Set down each line of the data below exactly as it stands, dropping the pictures.

***** Material supplied *****

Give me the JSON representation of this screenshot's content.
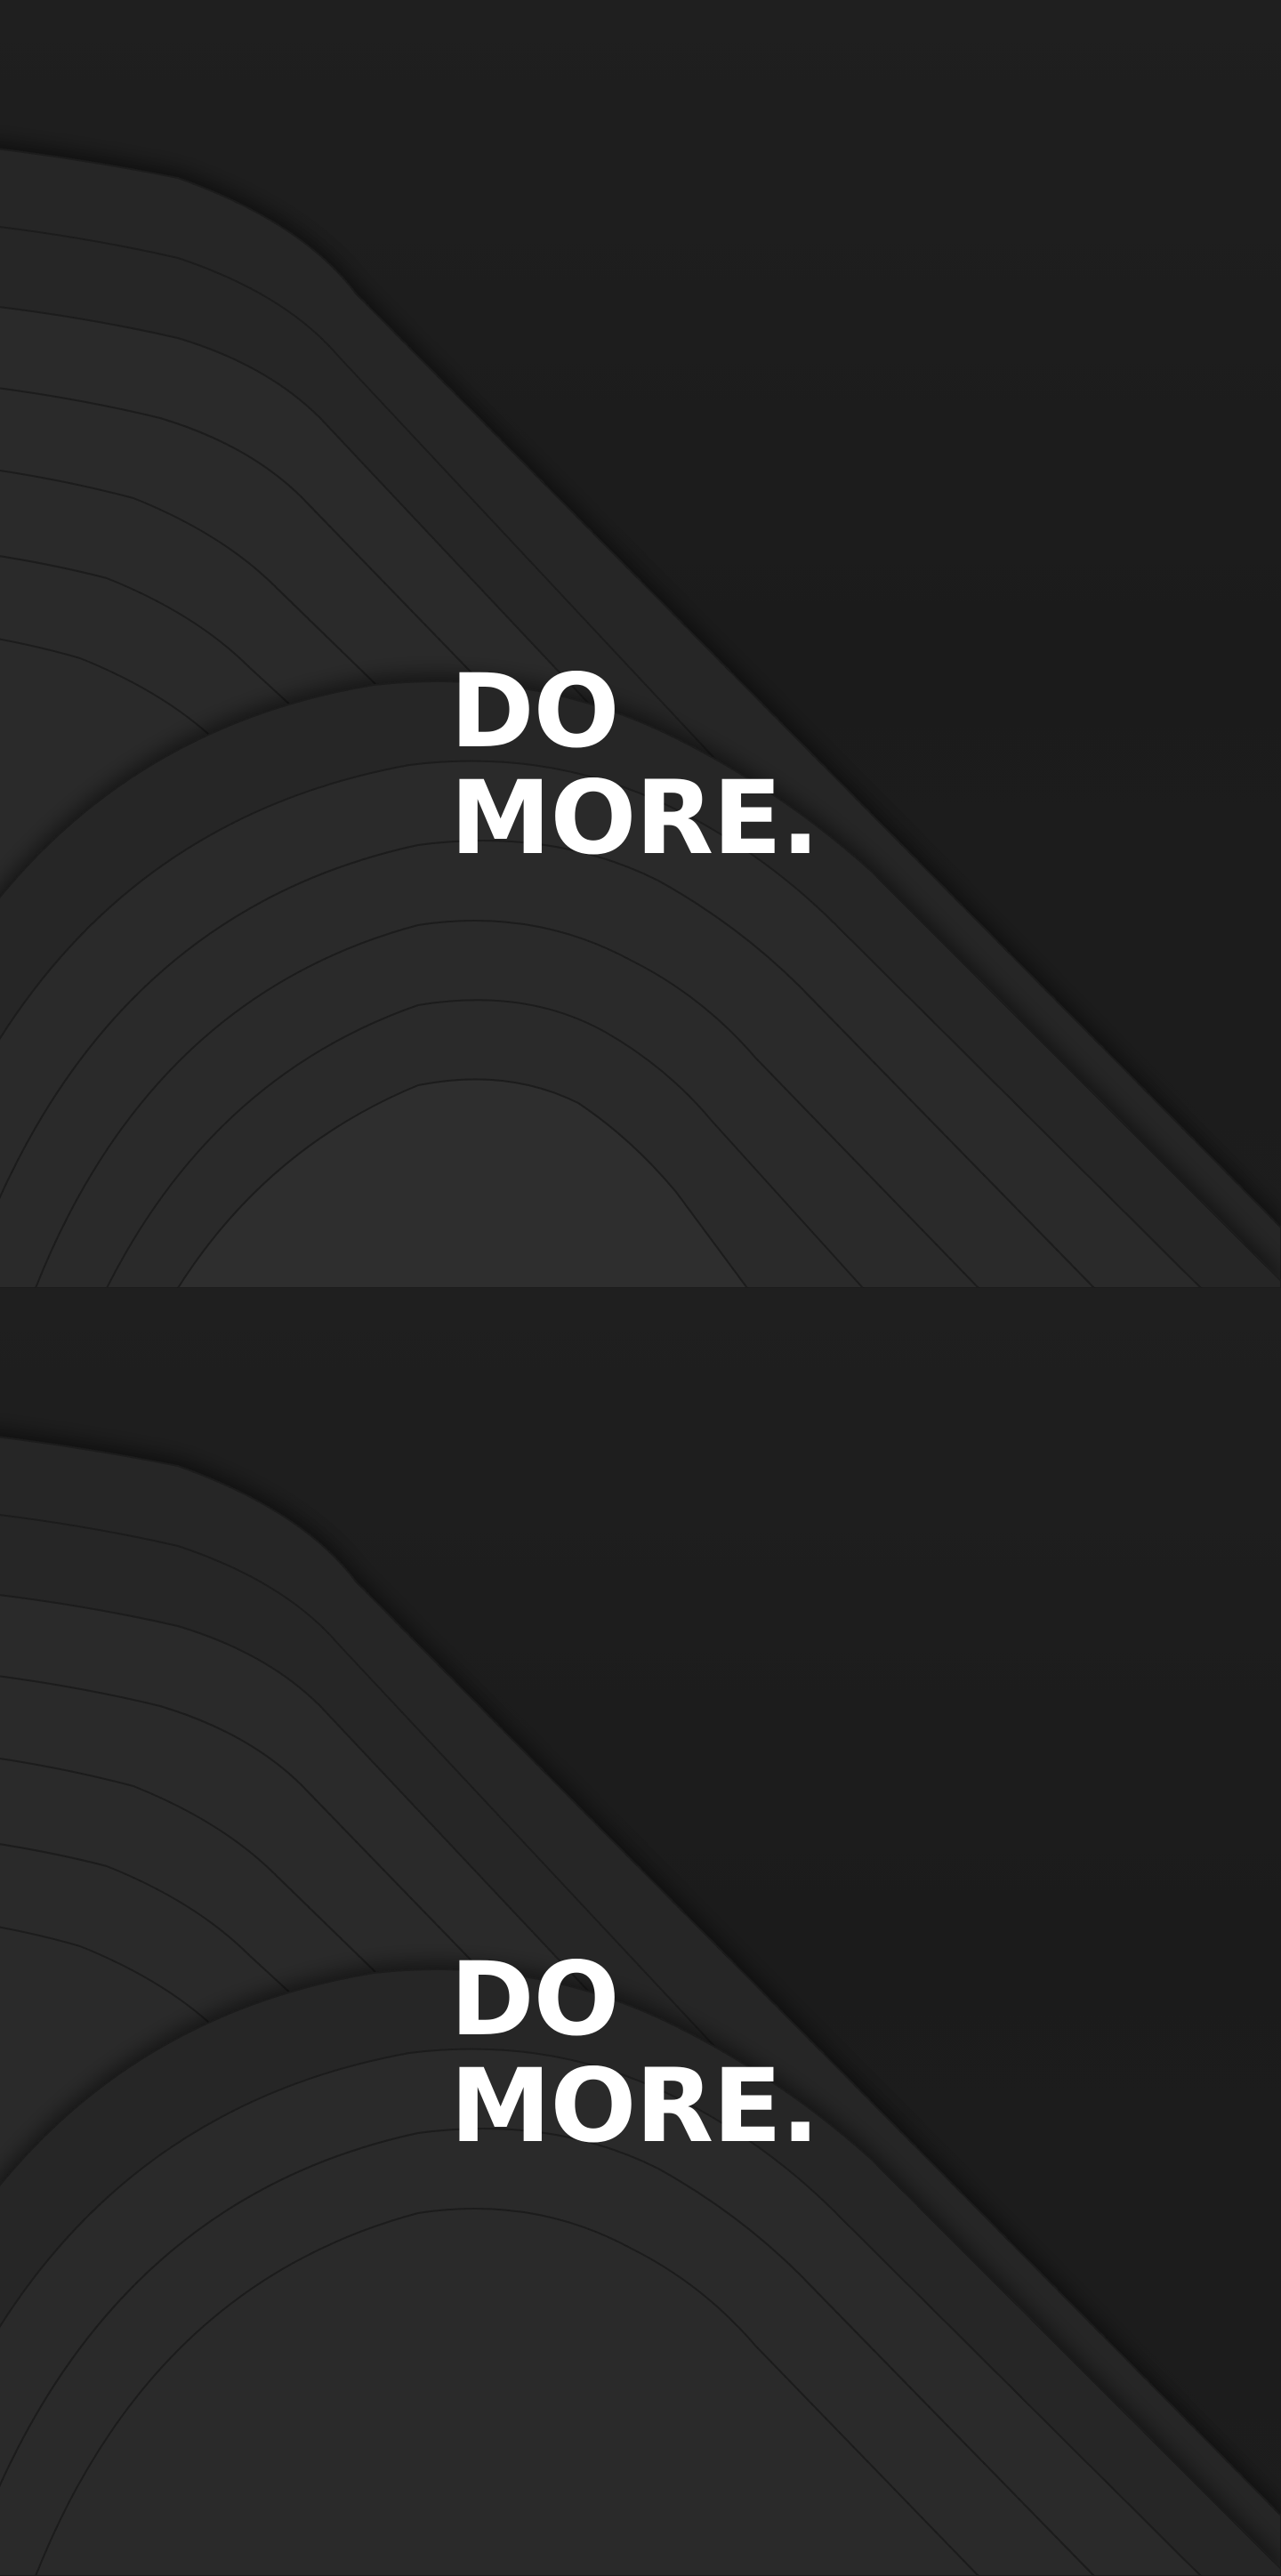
{
  "page": {
    "background_color": "#1c1c1c",
    "wave_fill_color": "#2b2b2b",
    "wave_stroke_color": "#1a1a1a",
    "text_color": "#ffffff"
  },
  "tiles": [
    {
      "headline_line1": "DO",
      "headline_line2": "MORE."
    },
    {
      "headline_line1": "DO",
      "headline_line2": "MORE."
    }
  ]
}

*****

> Reply to the task
Give me the JSON representation of this screenshot's content.
{
  "page": {
    "background_color": "#1c1c1c",
    "wave_fill_color": "#2b2b2b",
    "wave_stroke_color": "#1a1a1a",
    "text_color": "#ffffff"
  },
  "tiles": [
    {
      "headline_line1": "DO",
      "headline_line2": "MORE."
    },
    {
      "headline_line1": "DO",
      "headline_line2": "MORE."
    }
  ]
}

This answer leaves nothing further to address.